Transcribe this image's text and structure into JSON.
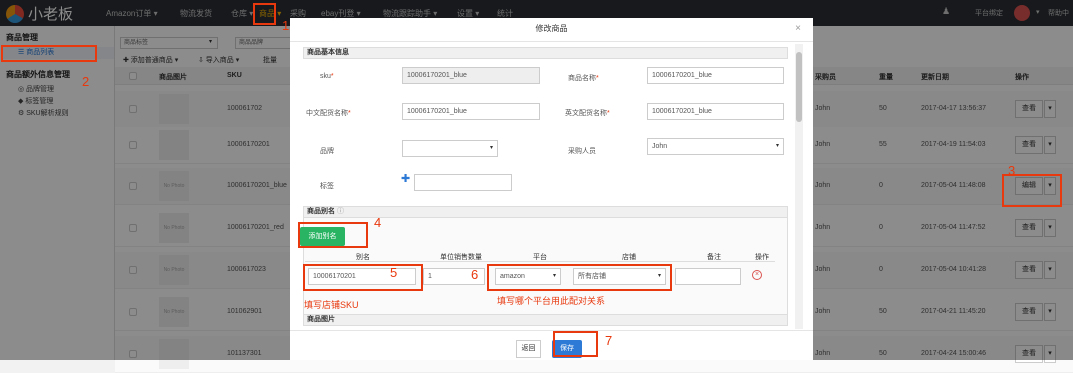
{
  "app": {
    "name": "小老板"
  },
  "topnav": {
    "items": [
      "Amazon订单 ▾",
      "物流发货",
      "仓库 ▾",
      "商品 ▾",
      "采购",
      "ebay刊登 ▾",
      "物流跟踪助手 ▾",
      "设置 ▾",
      "统计"
    ],
    "platform_bind": "平台绑定",
    "help": "帮助中"
  },
  "sidebar": {
    "product_mgmt": "商品管理",
    "product_list": "☰ 商品列表",
    "extra_info": "商品额外信息管理",
    "brand": "◎ 品牌管理",
    "tags": "◆ 标签管理",
    "sku_rules": "⚙ SKU解析规则"
  },
  "filters": {
    "tag": "商品标签",
    "brand": "商品品牌"
  },
  "toolbar": {
    "add": "✚ 添加普通商品 ▾",
    "import": "⇩ 导入商品 ▾",
    "bulk": "批量"
  },
  "table": {
    "headers": {
      "img": "商品图片",
      "sku": "SKU",
      "buyer": "采购员",
      "weight": "重量",
      "updated": "更新日期",
      "ops": "操作"
    },
    "rows": [
      {
        "sku": "100061702",
        "buyer": "John",
        "weight": "50",
        "date": "2017-04-17 13:56:37",
        "action": "查看",
        "img": ""
      },
      {
        "sku": "10006170201",
        "buyer": "John",
        "weight": "55",
        "date": "2017-04-19 11:54:03",
        "action": "查看",
        "img": ""
      },
      {
        "sku": "10006170201_blue",
        "buyer": "John",
        "weight": "0",
        "date": "2017-05-04 11:48:08",
        "action": "编辑",
        "img": "No Photo"
      },
      {
        "sku": "10006170201_red",
        "buyer": "John",
        "weight": "0",
        "date": "2017-05-04 11:47:52",
        "action": "查看",
        "img": "No Photo"
      },
      {
        "sku": "1000617023",
        "buyer": "John",
        "weight": "0",
        "date": "2017-05-04 10:41:28",
        "action": "查看",
        "img": "No Photo"
      },
      {
        "sku": "101062901",
        "buyer": "John",
        "weight": "50",
        "date": "2017-04-21 11:45:20",
        "action": "查看",
        "img": "No Photo"
      },
      {
        "sku": "101137301",
        "buyer": "John",
        "weight": "50",
        "date": "2017-04-24 15:00:46",
        "action": "查看",
        "img": ""
      }
    ]
  },
  "modal": {
    "title": "修改商品",
    "section_basic": "商品基本信息",
    "sku_label": "sku",
    "sku_value": "10006170201_blue",
    "name_label": "商品名称",
    "name_value": "10006170201_blue",
    "cn_decl_label": "中文配货名称",
    "cn_decl_value": "10006170201_blue",
    "en_decl_label": "英文配货名称",
    "en_decl_value": "10006170201_blue",
    "brand_label": "品牌",
    "brand_value": "",
    "buyer_label": "采购人员",
    "buyer_value": "John",
    "tag_label": "标签",
    "tag_value": "",
    "section_alias": "商品别名",
    "add_alias": "添加别名",
    "alias_headers": {
      "alias": "别名",
      "unit_qty": "单位销售数量",
      "platform": "平台",
      "store": "店铺",
      "note": "备注",
      "ops": "操作"
    },
    "alias_row": {
      "alias": "10006170201",
      "qty": "1",
      "platform": "amazon",
      "store": "所有店铺",
      "note": ""
    },
    "section_images": "商品图片",
    "back": "返回",
    "save": "保存"
  },
  "annotations": {
    "n1": "1",
    "n2": "2",
    "n3": "3",
    "n4": "4",
    "n5": "5",
    "n6": "6",
    "n7": "7",
    "note5": "填写店铺SKU",
    "note6": "填写哪个平台用此配对关系"
  }
}
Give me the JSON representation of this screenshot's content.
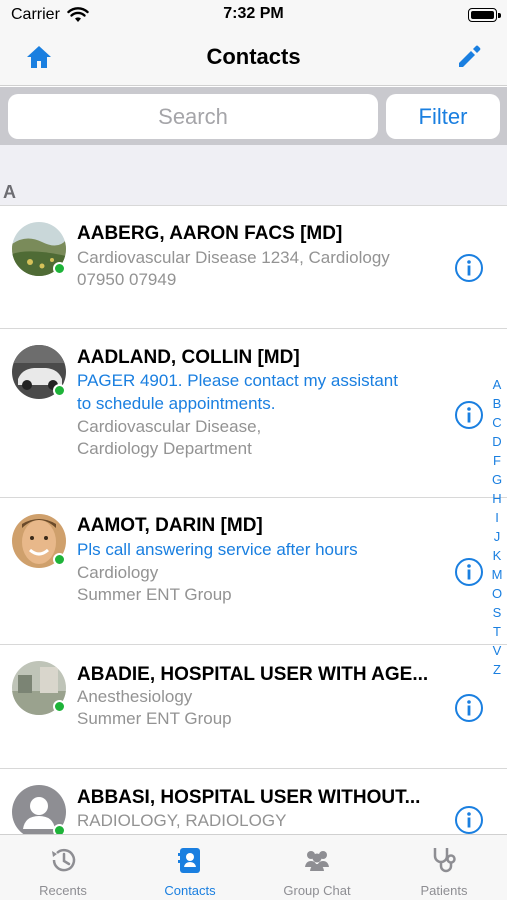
{
  "status": {
    "carrier": "Carrier",
    "time": "7:32 PM"
  },
  "nav": {
    "title": "Contacts"
  },
  "search": {
    "placeholder": "Search",
    "filter_label": "Filter"
  },
  "section": {
    "letter": "A"
  },
  "contacts": [
    {
      "name": "AABERG, AARON FACS [MD]",
      "lines": [
        {
          "text": "Cardiovascular Disease 1234, Cardiology",
          "style": "gray"
        },
        {
          "text": "07950 07949",
          "style": "gray"
        }
      ],
      "online": true,
      "avatar": "landscape-photo"
    },
    {
      "name": "AADLAND, COLLIN [MD]",
      "lines": [
        {
          "text": "PAGER 4901. Please contact my assistant",
          "style": "blue"
        },
        {
          "text": "to schedule appointments.",
          "style": "blue"
        },
        {
          "text": "Cardiovascular Disease,",
          "style": "gray"
        },
        {
          "text": "Cardiology Department",
          "style": "gray"
        }
      ],
      "online": true,
      "avatar": "car-photo"
    },
    {
      "name": "AAMOT, DARIN [MD]",
      "lines": [
        {
          "text": "Pls call answering service after hours",
          "style": "blue"
        },
        {
          "text": "Cardiology",
          "style": "gray"
        },
        {
          "text": " Summer ENT Group",
          "style": "gray"
        }
      ],
      "online": true,
      "avatar": "face-photo"
    },
    {
      "name": "ABADIE, HOSPITAL USER WITH AGE...",
      "lines": [
        {
          "text": "Anesthesiology",
          "style": "gray"
        },
        {
          "text": " Summer ENT Group",
          "style": "gray"
        }
      ],
      "online": true,
      "avatar": "room-photo"
    },
    {
      "name": "ABBASI, HOSPITAL USER WITHOUT...",
      "lines": [
        {
          "text": "RADIOLOGY, RADIOLOGY",
          "style": "gray"
        }
      ],
      "online": true,
      "avatar": "placeholder-person"
    }
  ],
  "index_letters": [
    "A",
    "B",
    "C",
    "D",
    "F",
    "G",
    "H",
    "I",
    "J",
    "K",
    "M",
    "O",
    "S",
    "T",
    "V",
    "Z"
  ],
  "tabs": [
    {
      "label": "Recents",
      "icon": "clock-history-icon",
      "active": false
    },
    {
      "label": "Contacts",
      "icon": "contact-card-icon",
      "active": true
    },
    {
      "label": "Group Chat",
      "icon": "group-icon",
      "active": false
    },
    {
      "label": "Patients",
      "icon": "stethoscope-icon",
      "active": false
    }
  ],
  "colors": {
    "accent": "#1a7fe0",
    "online": "#1eb339",
    "secondary_text": "#939393",
    "tab_inactive": "#8e8e93"
  }
}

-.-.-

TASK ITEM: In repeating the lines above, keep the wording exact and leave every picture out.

RESULT FOR THIS TASK:
Transcribe this image's text and structure into JSON.
{
  "app": {
    "name": "小老板"
  },
  "topnav": {
    "items": [
      "Amazon订单 ▾",
      "物流发货",
      "仓库 ▾",
      "商品 ▾",
      "采购",
      "ebay刊登 ▾",
      "物流跟踪助手 ▾",
      "设置 ▾",
      "统计"
    ],
    "platform_bind": "平台绑定",
    "help": "帮助中"
  },
  "sidebar": {
    "product_mgmt": "商品管理",
    "product_list": "☰ 商品列表",
    "extra_info": "商品额外信息管理",
    "brand": "◎ 品牌管理",
    "tags": "◆ 标签管理",
    "sku_rules": "⚙ SKU解析规则"
  },
  "filters": {
    "tag": "商品标签",
    "brand": "商品品牌"
  },
  "toolbar": {
    "add": "✚ 添加普通商品 ▾",
    "import": "⇩ 导入商品 ▾",
    "bulk": "批量"
  },
  "table": {
    "headers": {
      "img": "商品图片",
      "sku": "SKU",
      "buyer": "采购员",
      "weight": "重量",
      "updated": "更新日期",
      "ops": "操作"
    },
    "rows": [
      {
        "sku": "100061702",
        "buyer": "John",
        "weight": "50",
        "date": "2017-04-17 13:56:37",
        "action": "查看",
        "img": ""
      },
      {
        "sku": "10006170201",
        "buyer": "John",
        "weight": "55",
        "date": "2017-04-19 11:54:03",
        "action": "查看",
        "img": ""
      },
      {
        "sku": "10006170201_blue",
        "buyer": "John",
        "weight": "0",
        "date": "2017-05-04 11:48:08",
        "action": "编辑",
        "img": "No Photo"
      },
      {
        "sku": "10006170201_red",
        "buyer": "John",
        "weight": "0",
        "date": "2017-05-04 11:47:52",
        "action": "查看",
        "img": "No Photo"
      },
      {
        "sku": "1000617023",
        "buyer": "John",
        "weight": "0",
        "date": "2017-05-04 10:41:28",
        "action": "查看",
        "img": "No Photo"
      },
      {
        "sku": "101062901",
        "buyer": "John",
        "weight": "50",
        "date": "2017-04-21 11:45:20",
        "action": "查看",
        "img": "No Photo"
      },
      {
        "sku": "101137301",
        "buyer": "John",
        "weight": "50",
        "date": "2017-04-24 15:00:46",
        "action": "查看",
        "img": ""
      }
    ]
  },
  "modal": {
    "title": "修改商品",
    "section_basic": "商品基本信息",
    "sku_label": "sku",
    "sku_value": "10006170201_blue",
    "name_label": "商品名称",
    "name_value": "10006170201_blue",
    "cn_decl_label": "中文配货名称",
    "cn_decl_value": "10006170201_blue",
    "en_decl_label": "英文配货名称",
    "en_decl_value": "10006170201_blue",
    "brand_label": "品牌",
    "brand_value": "",
    "buyer_label": "采购人员",
    "buyer_value": "John",
    "tag_label": "标签",
    "tag_value": "",
    "section_alias": "商品别名",
    "add_alias": "添加别名",
    "alias_headers": {
      "alias": "别名",
      "unit_qty": "单位销售数量",
      "platform": "平台",
      "store": "店铺",
      "note": "备注",
      "ops": "操作"
    },
    "alias_row": {
      "alias": "10006170201",
      "qty": "1",
      "platform": "amazon",
      "store": "所有店铺",
      "note": ""
    },
    "section_images": "商品图片",
    "back": "返回",
    "save": "保存"
  },
  "annotations": {
    "n1": "1",
    "n2": "2",
    "n3": "3",
    "n4": "4",
    "n5": "5",
    "n6": "6",
    "n7": "7",
    "note5": "填写店铺SKU",
    "note6": "填写哪个平台用此配对关系"
  }
}
Give me the JSON representation of this screenshot's content.
{
  "status": {
    "carrier": "Carrier",
    "time": "7:32 PM"
  },
  "nav": {
    "title": "Contacts"
  },
  "search": {
    "placeholder": "Search",
    "filter_label": "Filter"
  },
  "section": {
    "letter": "A"
  },
  "contacts": [
    {
      "name": "AABERG, AARON FACS [MD]",
      "lines": [
        {
          "text": "Cardiovascular Disease 1234, Cardiology",
          "style": "gray"
        },
        {
          "text": "07950 07949",
          "style": "gray"
        }
      ],
      "online": true,
      "avatar": "landscape-photo"
    },
    {
      "name": "AADLAND, COLLIN [MD]",
      "lines": [
        {
          "text": "PAGER 4901. Please contact my assistant",
          "style": "blue"
        },
        {
          "text": "to schedule appointments.",
          "style": "blue"
        },
        {
          "text": "Cardiovascular Disease,",
          "style": "gray"
        },
        {
          "text": "Cardiology Department",
          "style": "gray"
        }
      ],
      "online": true,
      "avatar": "car-photo"
    },
    {
      "name": "AAMOT, DARIN [MD]",
      "lines": [
        {
          "text": "Pls call answering service after hours",
          "style": "blue"
        },
        {
          "text": "Cardiology",
          "style": "gray"
        },
        {
          "text": " Summer ENT Group",
          "style": "gray"
        }
      ],
      "online": true,
      "avatar": "face-photo"
    },
    {
      "name": "ABADIE, HOSPITAL USER WITH AGE...",
      "lines": [
        {
          "text": "Anesthesiology",
          "style": "gray"
        },
        {
          "text": " Summer ENT Group",
          "style": "gray"
        }
      ],
      "online": true,
      "avatar": "room-photo"
    },
    {
      "name": "ABBASI, HOSPITAL USER WITHOUT...",
      "lines": [
        {
          "text": "RADIOLOGY, RADIOLOGY",
          "style": "gray"
        }
      ],
      "online": true,
      "avatar": "placeholder-person"
    }
  ],
  "index_letters": [
    "A",
    "B",
    "C",
    "D",
    "F",
    "G",
    "H",
    "I",
    "J",
    "K",
    "M",
    "O",
    "S",
    "T",
    "V",
    "Z"
  ],
  "tabs": [
    {
      "label": "Recents",
      "icon": "clock-history-icon",
      "active": false
    },
    {
      "label": "Contacts",
      "icon": "contact-card-icon",
      "active": true
    },
    {
      "label": "Group Chat",
      "icon": "group-icon",
      "active": false
    },
    {
      "label": "Patients",
      "icon": "stethoscope-icon",
      "active": false
    }
  ],
  "colors": {
    "accent": "#1a7fe0",
    "online": "#1eb339",
    "secondary_text": "#939393",
    "tab_inactive": "#8e8e93"
  }
}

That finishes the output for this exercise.